Problem details: Only lines with the word "sich" are needed; collect each of them from the listing below.
********************
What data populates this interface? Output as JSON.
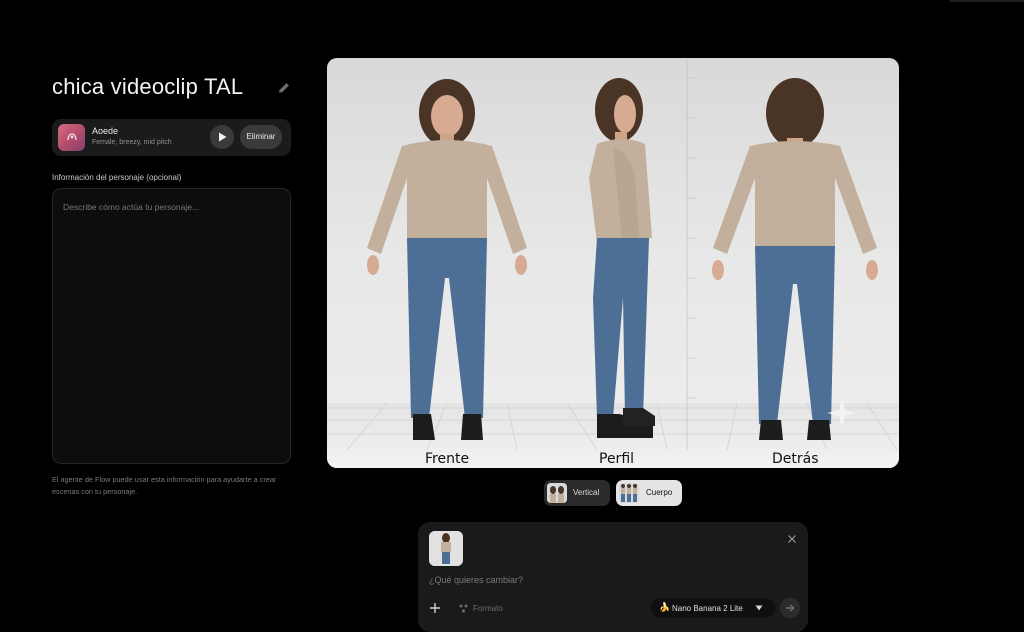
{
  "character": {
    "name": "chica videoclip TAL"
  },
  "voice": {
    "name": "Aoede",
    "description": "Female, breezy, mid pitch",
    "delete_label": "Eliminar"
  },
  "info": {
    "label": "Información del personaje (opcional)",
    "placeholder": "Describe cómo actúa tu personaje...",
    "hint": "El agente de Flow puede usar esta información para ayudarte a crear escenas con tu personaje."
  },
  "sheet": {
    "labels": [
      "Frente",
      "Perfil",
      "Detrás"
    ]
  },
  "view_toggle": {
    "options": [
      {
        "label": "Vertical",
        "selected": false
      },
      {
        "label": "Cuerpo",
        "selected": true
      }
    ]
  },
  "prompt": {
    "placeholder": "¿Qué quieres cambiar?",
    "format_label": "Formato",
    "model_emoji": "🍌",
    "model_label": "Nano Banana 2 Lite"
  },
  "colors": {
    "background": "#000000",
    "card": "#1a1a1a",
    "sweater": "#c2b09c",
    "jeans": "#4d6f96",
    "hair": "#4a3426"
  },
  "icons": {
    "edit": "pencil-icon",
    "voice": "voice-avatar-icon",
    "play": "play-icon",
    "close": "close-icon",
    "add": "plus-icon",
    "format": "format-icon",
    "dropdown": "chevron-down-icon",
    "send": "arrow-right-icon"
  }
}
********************
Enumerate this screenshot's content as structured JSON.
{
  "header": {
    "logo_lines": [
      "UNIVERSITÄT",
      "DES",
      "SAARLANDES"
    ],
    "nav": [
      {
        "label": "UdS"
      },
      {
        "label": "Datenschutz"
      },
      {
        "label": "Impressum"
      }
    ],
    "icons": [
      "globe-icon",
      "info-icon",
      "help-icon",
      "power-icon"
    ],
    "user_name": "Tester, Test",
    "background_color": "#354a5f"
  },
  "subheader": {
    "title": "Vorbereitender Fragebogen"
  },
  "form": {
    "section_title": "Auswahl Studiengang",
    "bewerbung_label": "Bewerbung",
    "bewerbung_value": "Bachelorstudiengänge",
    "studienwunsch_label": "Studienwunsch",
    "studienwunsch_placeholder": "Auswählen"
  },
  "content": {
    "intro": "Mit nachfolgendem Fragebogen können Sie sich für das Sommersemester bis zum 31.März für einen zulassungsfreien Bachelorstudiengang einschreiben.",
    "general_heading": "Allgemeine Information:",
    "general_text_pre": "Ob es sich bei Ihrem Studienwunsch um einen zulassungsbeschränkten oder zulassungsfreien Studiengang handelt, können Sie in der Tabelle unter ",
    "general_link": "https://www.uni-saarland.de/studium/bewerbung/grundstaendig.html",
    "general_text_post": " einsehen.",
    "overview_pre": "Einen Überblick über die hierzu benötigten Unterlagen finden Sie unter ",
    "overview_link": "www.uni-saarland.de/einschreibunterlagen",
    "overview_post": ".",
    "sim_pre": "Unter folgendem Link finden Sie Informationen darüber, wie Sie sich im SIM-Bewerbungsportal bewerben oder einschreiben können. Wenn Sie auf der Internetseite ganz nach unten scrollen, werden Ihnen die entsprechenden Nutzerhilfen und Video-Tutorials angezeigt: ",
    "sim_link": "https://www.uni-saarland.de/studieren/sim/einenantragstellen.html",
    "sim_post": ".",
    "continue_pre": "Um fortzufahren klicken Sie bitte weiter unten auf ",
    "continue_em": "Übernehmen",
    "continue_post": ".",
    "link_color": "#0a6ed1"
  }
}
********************
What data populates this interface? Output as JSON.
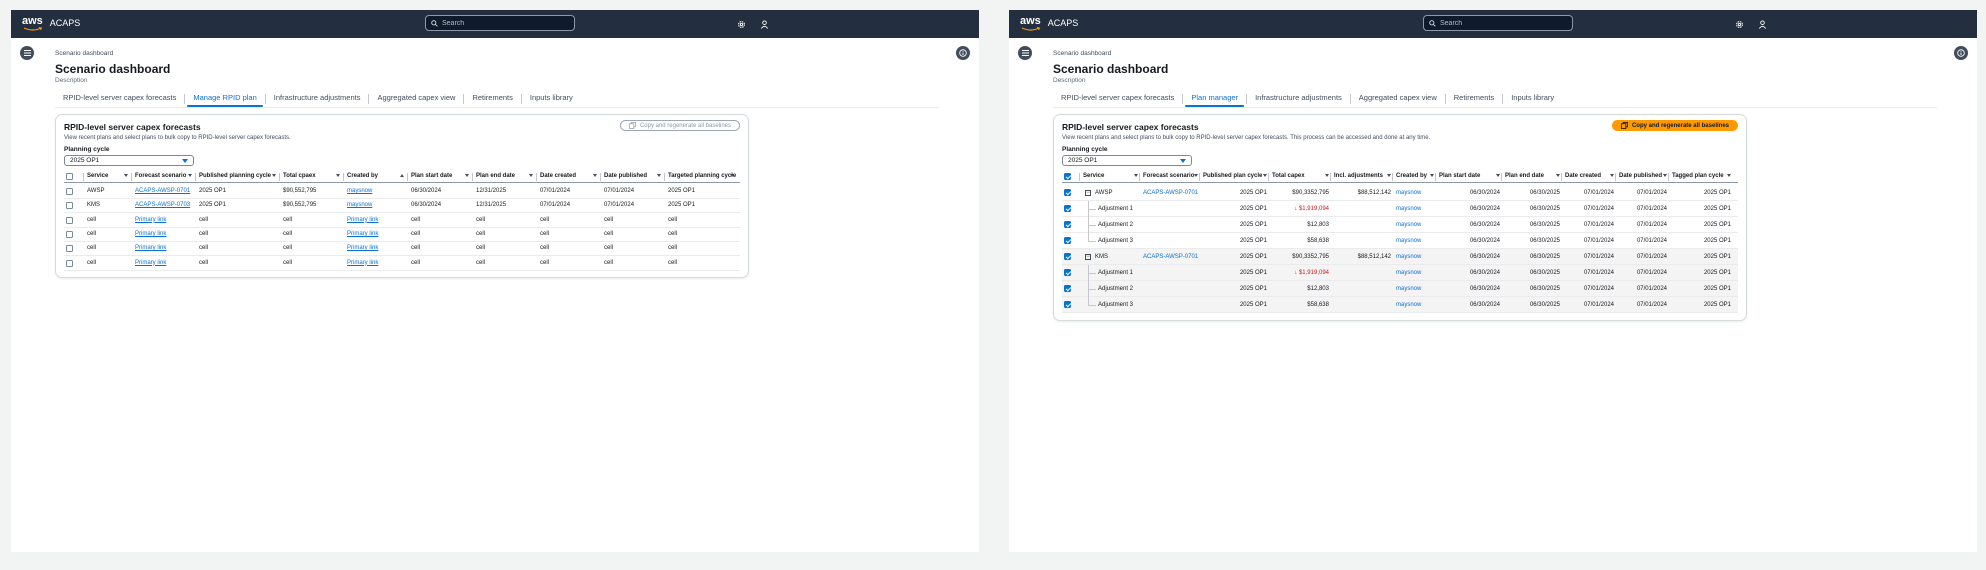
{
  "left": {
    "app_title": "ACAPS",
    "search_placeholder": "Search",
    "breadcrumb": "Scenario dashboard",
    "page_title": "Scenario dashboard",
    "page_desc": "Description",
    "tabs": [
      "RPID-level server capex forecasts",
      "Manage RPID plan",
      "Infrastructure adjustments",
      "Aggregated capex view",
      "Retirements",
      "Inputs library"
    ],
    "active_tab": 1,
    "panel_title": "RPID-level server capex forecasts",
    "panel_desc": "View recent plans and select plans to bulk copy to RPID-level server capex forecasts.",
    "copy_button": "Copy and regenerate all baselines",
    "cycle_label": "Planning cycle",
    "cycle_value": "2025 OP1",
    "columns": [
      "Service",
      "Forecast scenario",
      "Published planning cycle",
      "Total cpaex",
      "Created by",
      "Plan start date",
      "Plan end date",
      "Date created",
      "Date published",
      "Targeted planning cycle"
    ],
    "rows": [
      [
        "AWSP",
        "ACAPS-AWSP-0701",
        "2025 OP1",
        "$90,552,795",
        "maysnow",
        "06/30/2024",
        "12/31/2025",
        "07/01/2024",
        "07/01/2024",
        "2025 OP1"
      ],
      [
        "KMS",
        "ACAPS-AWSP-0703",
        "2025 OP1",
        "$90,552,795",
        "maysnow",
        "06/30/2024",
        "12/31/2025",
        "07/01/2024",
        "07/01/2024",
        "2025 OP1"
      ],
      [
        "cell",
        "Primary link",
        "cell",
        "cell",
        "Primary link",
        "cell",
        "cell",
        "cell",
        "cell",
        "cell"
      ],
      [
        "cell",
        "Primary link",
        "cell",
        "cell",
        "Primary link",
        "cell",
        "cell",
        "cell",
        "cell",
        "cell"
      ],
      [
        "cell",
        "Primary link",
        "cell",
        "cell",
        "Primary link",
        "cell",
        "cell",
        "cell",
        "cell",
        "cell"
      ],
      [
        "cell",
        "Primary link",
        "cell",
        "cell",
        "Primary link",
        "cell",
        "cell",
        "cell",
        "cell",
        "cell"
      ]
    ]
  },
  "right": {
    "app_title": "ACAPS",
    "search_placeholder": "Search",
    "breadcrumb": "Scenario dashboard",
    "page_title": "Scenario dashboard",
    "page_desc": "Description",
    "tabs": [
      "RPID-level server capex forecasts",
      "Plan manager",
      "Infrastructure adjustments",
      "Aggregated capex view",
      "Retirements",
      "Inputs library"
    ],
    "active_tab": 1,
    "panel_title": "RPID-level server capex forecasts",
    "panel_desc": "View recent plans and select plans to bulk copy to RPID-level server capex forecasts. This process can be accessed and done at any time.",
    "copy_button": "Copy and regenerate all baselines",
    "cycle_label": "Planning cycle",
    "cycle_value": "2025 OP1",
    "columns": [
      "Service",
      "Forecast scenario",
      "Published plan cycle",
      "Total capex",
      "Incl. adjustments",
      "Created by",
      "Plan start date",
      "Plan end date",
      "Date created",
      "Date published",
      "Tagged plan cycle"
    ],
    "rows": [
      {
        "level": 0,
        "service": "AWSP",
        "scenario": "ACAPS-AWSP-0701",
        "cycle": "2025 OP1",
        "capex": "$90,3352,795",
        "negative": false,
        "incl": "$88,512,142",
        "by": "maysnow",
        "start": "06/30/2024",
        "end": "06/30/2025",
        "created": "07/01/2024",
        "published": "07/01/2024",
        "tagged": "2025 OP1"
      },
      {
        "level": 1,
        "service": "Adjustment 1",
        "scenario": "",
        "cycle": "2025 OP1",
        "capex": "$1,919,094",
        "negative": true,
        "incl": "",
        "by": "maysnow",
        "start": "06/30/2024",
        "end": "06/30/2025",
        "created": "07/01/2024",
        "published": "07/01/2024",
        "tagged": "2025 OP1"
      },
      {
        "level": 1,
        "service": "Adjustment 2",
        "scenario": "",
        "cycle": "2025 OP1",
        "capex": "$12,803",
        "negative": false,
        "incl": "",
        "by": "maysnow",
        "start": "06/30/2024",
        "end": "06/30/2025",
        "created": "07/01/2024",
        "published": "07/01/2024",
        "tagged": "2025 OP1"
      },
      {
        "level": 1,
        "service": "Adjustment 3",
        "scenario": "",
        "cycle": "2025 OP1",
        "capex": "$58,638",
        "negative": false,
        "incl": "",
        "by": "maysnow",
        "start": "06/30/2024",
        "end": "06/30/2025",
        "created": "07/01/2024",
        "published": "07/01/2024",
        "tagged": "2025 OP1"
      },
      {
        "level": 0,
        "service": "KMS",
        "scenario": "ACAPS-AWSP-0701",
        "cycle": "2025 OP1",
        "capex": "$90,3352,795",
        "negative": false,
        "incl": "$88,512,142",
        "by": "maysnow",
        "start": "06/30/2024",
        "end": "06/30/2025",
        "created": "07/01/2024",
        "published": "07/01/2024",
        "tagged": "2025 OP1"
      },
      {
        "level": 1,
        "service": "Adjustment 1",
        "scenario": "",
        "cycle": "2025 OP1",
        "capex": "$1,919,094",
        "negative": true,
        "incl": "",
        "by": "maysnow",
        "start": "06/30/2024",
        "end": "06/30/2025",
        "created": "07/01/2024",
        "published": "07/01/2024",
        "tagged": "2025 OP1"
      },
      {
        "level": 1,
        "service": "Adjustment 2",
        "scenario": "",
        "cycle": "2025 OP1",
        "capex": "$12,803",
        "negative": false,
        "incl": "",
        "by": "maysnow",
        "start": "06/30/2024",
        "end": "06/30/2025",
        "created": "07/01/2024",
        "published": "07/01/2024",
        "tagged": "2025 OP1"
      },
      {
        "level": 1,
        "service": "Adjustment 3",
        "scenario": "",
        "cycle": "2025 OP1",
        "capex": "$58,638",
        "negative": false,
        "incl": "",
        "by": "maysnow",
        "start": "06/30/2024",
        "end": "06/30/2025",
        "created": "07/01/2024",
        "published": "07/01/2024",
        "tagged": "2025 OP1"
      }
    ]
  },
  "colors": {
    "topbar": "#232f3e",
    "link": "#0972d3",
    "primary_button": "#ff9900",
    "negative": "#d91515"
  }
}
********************
Final answer:
    "intro": "Mit nachfolgendem Fragebogen können Sie sich für das Sommersemester bis zum 31.März für einen zulassungsfreien Bachelorstudiengang einschreiben.",
    "general_text_pre": "Ob es sich bei Ihrem Studienwunsch um einen zulassungsbeschränkten oder zulassungsfreien Studiengang handelt, können Sie in der Tabelle unter ",
    "sim_pre": "Unter folgendem Link finden Sie Informationen darüber, wie Sie sich im SIM-Bewerbungsportal bewerben oder einschreiben können. Wenn Sie auf der Internetseite ganz nach unten scrollen, werden Ihnen die entsprechenden Nutzerhilfen und Video-Tutorials angezeigt: ",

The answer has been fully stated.